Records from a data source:
>>>>>

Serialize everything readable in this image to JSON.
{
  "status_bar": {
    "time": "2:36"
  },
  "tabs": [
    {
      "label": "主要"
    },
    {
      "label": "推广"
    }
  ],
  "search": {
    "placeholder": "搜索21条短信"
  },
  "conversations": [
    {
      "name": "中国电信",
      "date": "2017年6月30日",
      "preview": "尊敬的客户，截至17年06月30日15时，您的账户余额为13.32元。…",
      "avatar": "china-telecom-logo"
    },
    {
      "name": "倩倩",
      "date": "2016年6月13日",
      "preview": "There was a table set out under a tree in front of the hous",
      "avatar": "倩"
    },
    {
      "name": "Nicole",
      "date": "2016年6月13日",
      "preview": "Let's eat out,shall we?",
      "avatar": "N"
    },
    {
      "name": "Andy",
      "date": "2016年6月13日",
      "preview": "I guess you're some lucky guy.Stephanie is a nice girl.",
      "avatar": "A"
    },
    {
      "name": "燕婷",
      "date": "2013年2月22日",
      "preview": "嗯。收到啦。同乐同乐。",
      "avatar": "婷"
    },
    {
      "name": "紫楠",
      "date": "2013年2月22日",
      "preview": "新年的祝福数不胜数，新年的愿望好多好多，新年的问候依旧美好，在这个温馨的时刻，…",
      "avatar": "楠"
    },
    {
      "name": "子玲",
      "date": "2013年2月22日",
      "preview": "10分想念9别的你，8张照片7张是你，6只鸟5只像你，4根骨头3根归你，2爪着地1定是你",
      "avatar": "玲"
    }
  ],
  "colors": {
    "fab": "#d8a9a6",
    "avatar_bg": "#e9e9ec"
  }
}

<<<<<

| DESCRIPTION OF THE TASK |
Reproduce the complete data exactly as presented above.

| WRITTEN SOLUTION |
Serialize everything readable in this image to JSON.
{
  "status_bar": {
    "time": "2:36"
  },
  "tabs": [
    {
      "label": "主要"
    },
    {
      "label": "推广"
    }
  ],
  "search": {
    "placeholder": "搜索21条短信"
  },
  "conversations": [
    {
      "name": "中国电信",
      "date": "2017年6月30日",
      "preview": "尊敬的客户，截至17年06月30日15时，您的账户余额为13.32元。…",
      "avatar": "china-telecom-logo"
    },
    {
      "name": "倩倩",
      "date": "2016年6月13日",
      "preview": "There was a table set out under a tree in front of the hous",
      "avatar": "倩"
    },
    {
      "name": "Nicole",
      "date": "2016年6月13日",
      "preview": "Let's eat out,shall we?",
      "avatar": "N"
    },
    {
      "name": "Andy",
      "date": "2016年6月13日",
      "preview": "I guess you're some lucky guy.Stephanie is a nice girl.",
      "avatar": "A"
    },
    {
      "name": "燕婷",
      "date": "2013年2月22日",
      "preview": "嗯。收到啦。同乐同乐。",
      "avatar": "婷"
    },
    {
      "name": "紫楠",
      "date": "2013年2月22日",
      "preview": "新年的祝福数不胜数，新年的愿望好多好多，新年的问候依旧美好，在这个温馨的时刻，…",
      "avatar": "楠"
    },
    {
      "name": "子玲",
      "date": "2013年2月22日",
      "preview": "10分想念9别的你，8张照片7张是你，6只鸟5只像你，4根骨头3根归你，2爪着地1定是你",
      "avatar": "玲"
    }
  ],
  "colors": {
    "fab": "#d8a9a6",
    "avatar_bg": "#e9e9ec"
  }
}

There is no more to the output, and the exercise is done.